[[ Recorded information, beginning ]]
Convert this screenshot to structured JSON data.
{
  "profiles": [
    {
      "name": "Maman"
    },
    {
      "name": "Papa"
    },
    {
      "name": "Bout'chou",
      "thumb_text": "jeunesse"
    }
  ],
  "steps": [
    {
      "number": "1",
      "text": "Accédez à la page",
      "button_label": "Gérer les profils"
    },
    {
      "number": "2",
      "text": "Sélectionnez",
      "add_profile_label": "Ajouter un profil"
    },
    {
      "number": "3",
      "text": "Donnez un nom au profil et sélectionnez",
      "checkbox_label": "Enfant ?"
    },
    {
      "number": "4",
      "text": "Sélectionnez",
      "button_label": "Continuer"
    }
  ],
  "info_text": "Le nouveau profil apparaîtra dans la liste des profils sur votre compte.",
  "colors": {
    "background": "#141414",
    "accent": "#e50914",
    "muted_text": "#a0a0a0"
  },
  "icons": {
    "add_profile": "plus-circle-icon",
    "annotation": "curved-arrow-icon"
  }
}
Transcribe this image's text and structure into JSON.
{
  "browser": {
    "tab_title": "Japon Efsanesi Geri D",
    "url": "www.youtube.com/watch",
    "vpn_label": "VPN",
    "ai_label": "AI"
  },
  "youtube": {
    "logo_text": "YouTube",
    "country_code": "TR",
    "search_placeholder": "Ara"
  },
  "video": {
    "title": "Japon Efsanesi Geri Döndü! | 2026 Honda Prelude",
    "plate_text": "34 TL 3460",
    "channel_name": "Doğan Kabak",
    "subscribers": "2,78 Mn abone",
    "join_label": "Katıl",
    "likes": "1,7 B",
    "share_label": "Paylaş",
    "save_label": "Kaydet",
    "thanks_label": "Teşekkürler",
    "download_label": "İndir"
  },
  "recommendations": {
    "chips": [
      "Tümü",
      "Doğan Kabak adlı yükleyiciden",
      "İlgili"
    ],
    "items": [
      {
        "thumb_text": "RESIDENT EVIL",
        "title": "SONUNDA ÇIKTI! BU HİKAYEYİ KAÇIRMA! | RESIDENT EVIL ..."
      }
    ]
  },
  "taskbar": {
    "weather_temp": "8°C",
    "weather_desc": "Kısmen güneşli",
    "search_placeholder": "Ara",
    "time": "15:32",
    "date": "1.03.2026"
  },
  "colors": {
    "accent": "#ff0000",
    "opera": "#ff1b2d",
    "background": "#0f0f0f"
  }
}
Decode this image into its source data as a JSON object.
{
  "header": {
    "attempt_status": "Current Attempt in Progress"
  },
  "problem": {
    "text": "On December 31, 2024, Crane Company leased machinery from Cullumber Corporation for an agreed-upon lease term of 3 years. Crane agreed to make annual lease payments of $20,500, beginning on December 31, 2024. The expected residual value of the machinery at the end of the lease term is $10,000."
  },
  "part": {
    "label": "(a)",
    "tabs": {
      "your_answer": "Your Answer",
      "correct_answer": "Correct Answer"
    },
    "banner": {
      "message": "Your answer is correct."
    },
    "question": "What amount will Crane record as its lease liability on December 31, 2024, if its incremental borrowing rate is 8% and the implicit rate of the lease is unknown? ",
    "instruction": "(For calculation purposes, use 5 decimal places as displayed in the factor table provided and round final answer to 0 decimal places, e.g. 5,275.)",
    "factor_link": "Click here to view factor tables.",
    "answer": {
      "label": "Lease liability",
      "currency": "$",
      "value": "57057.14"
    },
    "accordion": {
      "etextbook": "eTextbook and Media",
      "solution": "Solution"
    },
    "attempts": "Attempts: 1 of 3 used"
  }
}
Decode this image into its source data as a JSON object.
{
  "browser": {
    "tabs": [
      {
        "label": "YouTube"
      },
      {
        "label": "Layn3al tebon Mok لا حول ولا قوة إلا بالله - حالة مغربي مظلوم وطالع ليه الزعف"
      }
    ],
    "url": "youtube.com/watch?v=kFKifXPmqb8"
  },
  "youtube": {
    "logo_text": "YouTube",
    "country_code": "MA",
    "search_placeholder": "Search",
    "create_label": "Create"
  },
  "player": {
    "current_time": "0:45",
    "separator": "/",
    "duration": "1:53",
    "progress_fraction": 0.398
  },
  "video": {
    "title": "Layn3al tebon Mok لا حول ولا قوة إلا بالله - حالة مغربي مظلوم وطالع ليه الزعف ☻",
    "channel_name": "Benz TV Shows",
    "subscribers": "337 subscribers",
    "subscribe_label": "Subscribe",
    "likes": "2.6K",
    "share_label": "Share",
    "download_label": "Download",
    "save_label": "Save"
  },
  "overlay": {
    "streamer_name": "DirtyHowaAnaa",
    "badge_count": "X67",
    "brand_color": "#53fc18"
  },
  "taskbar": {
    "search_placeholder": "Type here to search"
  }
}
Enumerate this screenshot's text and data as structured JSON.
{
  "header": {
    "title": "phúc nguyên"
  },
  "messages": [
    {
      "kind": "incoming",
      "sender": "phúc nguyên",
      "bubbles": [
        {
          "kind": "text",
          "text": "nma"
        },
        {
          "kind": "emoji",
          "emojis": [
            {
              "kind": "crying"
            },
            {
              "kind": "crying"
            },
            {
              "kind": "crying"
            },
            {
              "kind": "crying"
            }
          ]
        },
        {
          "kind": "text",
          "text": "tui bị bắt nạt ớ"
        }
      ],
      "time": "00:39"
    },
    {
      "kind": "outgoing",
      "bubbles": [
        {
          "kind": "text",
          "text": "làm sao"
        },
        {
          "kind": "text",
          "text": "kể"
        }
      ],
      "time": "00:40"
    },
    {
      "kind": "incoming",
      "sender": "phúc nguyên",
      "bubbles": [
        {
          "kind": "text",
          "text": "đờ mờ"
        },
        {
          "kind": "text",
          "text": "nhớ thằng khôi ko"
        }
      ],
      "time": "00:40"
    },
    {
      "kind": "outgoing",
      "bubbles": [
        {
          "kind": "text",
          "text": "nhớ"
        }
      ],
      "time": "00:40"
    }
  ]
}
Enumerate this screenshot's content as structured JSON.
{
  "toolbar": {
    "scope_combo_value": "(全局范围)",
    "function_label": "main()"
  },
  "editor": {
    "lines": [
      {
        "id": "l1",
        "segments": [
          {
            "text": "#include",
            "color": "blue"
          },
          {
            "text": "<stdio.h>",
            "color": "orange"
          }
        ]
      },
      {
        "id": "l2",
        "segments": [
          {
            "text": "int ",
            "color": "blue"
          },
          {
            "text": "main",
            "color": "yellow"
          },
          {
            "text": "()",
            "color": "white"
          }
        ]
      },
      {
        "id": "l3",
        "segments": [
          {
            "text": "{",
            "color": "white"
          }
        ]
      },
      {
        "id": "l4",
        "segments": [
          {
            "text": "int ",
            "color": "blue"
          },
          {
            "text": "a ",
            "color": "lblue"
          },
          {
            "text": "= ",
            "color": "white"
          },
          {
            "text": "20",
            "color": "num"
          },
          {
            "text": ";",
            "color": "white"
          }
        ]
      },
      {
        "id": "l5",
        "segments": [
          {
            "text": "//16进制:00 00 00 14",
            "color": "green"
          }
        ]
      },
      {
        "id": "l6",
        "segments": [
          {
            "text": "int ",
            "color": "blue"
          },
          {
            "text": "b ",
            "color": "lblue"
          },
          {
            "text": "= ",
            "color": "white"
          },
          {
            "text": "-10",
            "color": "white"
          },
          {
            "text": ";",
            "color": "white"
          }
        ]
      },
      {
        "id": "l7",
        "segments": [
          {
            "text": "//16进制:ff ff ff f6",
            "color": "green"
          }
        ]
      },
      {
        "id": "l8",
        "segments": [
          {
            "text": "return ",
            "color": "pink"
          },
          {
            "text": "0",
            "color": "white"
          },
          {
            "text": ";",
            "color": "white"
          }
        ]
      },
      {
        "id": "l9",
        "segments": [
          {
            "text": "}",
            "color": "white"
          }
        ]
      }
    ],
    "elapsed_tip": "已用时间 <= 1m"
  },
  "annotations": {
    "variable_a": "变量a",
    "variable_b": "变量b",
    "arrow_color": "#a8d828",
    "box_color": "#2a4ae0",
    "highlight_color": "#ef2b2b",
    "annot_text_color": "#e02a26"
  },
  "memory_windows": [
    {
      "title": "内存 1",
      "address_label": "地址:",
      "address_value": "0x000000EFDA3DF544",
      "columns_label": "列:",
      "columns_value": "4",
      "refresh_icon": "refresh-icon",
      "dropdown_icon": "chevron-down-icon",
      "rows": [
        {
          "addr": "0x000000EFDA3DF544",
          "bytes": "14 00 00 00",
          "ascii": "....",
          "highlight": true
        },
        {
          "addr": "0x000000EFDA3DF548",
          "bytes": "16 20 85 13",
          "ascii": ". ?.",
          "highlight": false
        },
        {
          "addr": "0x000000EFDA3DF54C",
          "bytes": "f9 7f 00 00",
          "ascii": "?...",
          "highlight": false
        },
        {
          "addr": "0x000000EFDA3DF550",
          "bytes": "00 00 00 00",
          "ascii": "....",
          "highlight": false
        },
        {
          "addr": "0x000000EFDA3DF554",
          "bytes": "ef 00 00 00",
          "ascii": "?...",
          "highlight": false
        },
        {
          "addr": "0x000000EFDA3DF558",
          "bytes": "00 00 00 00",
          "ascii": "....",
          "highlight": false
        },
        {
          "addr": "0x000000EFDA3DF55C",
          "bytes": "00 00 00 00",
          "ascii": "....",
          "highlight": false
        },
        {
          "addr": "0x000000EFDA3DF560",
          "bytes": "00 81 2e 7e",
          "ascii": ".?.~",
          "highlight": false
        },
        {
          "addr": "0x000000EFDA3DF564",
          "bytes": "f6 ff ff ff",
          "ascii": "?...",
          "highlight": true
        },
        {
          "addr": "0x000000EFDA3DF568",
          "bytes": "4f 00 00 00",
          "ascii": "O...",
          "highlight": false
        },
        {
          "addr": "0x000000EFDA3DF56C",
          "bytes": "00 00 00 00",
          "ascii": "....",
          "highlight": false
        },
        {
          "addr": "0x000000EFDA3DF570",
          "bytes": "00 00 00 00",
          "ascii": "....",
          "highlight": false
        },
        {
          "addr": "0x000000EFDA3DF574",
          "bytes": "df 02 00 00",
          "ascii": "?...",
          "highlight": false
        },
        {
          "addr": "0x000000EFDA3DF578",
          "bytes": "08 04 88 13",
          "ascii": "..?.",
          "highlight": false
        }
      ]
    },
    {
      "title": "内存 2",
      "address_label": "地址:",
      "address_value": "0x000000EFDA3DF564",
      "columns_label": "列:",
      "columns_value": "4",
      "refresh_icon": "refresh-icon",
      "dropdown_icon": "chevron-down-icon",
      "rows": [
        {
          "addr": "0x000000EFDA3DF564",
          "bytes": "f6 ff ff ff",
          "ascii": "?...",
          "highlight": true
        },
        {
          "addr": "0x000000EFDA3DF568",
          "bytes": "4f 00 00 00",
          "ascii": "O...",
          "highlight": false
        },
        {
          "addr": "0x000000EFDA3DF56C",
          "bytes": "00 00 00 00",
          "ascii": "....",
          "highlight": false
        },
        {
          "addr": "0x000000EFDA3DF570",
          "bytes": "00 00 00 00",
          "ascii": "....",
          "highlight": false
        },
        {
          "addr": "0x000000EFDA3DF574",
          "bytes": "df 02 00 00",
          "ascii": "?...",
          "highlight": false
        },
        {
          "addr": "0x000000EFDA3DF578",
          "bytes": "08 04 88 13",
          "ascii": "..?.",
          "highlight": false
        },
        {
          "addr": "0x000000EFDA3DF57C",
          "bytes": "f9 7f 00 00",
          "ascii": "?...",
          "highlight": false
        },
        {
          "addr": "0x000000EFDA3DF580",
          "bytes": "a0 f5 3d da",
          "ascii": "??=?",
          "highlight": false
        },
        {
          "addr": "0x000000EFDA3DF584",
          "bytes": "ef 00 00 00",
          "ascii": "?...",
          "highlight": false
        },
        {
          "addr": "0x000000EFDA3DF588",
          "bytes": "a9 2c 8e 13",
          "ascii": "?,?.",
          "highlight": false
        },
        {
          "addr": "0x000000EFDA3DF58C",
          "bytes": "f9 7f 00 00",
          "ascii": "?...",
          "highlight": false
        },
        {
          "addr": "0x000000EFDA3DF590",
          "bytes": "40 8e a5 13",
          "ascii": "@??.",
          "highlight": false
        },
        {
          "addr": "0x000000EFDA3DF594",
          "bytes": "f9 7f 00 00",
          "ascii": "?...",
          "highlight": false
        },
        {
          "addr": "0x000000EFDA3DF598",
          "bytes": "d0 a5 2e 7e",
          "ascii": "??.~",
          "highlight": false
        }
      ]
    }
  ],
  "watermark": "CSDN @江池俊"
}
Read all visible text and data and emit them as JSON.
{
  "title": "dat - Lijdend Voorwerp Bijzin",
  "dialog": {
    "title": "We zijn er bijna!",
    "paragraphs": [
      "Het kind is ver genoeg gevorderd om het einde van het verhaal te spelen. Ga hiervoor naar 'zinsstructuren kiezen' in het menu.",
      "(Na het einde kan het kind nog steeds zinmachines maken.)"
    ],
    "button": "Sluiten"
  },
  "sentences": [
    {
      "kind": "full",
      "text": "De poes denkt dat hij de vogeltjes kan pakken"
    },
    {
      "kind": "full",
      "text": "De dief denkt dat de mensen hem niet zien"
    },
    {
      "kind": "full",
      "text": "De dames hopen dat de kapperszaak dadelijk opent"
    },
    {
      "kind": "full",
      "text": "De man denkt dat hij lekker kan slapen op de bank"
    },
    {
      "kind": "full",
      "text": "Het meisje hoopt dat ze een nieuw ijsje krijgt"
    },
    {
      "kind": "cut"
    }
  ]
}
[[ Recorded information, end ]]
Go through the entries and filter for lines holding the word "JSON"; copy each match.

Convert this screenshot to structured JSON data.
Transcribe this image's text and structure into JSON.
Decode this image into its source data as a JSON object.
Decode this image into its source data as a JSON object.
Enumerate this screenshot's text and data as structured JSON.
Enumerate this screenshot's content as structured JSON.
Read all visible text and data and emit them as JSON.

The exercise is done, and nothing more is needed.